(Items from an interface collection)
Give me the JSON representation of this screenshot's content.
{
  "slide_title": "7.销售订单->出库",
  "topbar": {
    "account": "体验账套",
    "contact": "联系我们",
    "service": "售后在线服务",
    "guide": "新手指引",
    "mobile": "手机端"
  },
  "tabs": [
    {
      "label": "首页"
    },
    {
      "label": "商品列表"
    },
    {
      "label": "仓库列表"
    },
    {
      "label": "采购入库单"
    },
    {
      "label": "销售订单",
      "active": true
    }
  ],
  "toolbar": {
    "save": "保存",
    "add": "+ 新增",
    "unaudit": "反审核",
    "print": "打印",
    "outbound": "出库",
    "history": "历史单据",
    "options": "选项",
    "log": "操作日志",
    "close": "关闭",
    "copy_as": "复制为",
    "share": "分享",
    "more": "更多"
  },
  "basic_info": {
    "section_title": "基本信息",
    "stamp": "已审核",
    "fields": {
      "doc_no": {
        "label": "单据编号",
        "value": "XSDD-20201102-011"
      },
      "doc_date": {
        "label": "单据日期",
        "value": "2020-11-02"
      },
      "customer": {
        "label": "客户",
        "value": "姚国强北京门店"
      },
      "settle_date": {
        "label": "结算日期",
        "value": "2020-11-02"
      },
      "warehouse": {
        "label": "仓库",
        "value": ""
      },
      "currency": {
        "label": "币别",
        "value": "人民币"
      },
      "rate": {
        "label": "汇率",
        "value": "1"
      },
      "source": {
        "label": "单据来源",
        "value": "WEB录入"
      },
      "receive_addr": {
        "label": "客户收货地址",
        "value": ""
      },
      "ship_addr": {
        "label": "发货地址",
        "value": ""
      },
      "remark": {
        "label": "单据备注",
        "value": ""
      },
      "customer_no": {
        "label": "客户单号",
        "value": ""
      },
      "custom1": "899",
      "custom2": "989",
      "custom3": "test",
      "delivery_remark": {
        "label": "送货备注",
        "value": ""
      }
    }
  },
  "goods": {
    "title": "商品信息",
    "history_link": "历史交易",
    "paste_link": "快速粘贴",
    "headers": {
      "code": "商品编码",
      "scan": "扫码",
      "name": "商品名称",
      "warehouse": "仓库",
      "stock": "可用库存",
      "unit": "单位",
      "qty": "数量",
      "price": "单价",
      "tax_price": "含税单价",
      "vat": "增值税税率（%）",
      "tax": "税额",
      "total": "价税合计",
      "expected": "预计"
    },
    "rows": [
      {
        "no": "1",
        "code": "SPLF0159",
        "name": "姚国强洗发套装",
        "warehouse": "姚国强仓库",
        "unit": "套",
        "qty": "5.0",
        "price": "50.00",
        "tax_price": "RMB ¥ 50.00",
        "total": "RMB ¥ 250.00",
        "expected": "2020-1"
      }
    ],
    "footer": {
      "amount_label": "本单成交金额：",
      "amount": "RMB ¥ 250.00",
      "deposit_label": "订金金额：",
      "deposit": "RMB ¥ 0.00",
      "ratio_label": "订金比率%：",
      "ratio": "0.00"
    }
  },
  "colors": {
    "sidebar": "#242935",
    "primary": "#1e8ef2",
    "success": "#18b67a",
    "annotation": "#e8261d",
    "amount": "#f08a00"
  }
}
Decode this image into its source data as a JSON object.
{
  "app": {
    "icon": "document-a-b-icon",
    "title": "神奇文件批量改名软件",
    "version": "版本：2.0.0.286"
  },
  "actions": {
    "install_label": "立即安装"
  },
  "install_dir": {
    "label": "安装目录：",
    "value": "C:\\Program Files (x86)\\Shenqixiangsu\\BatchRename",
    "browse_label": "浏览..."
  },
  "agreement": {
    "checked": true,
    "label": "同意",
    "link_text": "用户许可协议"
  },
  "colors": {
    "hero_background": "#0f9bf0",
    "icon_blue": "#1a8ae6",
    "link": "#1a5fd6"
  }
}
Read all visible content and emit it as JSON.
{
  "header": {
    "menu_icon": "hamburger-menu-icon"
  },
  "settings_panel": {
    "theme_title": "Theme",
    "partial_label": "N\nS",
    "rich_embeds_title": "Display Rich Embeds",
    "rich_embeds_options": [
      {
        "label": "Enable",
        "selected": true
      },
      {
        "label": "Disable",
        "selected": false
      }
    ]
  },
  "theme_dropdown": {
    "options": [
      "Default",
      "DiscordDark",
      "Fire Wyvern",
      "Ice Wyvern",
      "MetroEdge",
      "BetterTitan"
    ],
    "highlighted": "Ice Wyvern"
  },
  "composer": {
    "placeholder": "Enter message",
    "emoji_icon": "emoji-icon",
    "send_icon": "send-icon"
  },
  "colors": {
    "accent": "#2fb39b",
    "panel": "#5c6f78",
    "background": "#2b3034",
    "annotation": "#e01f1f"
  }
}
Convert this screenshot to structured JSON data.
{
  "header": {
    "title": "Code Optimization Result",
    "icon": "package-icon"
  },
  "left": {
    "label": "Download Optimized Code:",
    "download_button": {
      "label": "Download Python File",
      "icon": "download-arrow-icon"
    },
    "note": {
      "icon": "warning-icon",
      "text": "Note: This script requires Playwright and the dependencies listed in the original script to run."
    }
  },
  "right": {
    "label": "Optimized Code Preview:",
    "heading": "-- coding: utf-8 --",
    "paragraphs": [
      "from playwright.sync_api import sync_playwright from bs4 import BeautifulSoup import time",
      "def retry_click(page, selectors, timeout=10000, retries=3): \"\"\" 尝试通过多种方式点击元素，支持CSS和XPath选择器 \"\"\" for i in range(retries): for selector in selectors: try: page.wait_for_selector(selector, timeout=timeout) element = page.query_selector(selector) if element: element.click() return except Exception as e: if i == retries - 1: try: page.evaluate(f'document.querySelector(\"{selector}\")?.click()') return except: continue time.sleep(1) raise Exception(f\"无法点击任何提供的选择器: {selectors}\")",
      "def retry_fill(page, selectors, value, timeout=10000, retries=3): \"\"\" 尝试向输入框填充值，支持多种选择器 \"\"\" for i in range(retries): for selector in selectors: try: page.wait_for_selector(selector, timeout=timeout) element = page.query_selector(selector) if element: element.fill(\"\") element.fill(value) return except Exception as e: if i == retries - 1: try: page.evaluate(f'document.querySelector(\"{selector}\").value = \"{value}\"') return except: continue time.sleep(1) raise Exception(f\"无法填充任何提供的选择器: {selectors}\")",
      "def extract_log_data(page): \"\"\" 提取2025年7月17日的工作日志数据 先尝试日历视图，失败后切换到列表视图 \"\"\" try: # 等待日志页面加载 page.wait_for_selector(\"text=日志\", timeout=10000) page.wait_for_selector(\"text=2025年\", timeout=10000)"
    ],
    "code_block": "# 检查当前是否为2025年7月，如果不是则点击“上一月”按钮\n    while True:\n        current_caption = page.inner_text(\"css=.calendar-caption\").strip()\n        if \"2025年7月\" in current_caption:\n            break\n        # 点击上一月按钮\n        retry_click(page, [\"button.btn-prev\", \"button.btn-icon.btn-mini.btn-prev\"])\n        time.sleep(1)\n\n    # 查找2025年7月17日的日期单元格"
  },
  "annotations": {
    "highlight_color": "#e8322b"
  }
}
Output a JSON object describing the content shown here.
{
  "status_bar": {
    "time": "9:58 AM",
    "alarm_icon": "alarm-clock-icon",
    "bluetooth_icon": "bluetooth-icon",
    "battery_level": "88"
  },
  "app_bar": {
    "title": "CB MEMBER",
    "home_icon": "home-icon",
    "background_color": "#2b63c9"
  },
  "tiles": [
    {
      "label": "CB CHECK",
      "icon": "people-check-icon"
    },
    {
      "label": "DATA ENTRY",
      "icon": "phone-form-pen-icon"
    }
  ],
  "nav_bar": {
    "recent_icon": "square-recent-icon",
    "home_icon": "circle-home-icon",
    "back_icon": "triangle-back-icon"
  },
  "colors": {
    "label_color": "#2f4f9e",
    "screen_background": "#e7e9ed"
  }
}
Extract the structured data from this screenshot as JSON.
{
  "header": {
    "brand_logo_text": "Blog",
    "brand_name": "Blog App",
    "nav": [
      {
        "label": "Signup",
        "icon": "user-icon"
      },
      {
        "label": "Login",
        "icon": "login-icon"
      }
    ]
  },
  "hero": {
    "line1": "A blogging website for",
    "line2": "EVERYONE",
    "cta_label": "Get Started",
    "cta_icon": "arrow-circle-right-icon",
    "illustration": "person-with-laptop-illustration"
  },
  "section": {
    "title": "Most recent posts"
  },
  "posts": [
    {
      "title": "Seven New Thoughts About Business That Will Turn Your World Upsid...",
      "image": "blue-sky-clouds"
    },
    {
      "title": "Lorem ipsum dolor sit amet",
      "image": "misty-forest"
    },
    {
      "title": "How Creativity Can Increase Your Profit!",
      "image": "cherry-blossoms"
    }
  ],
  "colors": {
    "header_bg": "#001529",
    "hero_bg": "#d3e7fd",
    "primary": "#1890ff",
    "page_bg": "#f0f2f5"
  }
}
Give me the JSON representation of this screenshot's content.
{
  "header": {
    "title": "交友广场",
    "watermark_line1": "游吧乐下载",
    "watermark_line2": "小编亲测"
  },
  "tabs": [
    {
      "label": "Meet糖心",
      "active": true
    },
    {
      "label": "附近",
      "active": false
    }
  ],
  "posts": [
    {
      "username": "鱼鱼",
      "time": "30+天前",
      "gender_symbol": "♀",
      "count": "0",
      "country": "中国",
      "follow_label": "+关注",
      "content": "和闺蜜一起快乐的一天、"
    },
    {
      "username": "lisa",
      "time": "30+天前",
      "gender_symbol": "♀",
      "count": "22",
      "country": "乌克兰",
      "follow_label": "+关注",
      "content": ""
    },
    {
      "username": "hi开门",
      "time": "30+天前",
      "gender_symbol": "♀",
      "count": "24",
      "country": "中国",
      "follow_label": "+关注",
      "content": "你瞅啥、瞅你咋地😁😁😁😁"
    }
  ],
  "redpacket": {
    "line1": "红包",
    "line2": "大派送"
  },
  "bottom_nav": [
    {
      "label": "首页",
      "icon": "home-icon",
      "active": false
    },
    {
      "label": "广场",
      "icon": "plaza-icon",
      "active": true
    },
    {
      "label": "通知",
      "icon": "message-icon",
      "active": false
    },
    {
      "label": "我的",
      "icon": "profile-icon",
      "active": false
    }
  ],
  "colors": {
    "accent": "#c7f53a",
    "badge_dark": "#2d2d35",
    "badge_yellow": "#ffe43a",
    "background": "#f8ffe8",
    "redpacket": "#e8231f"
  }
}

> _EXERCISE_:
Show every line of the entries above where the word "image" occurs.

> _OUTPUT OF THE TASK_:
Decode this image into its source data as a JSON object.
      "image": "blue-sky-clouds"
      "image": "misty-forest"
      "image": "cherry-blossoms"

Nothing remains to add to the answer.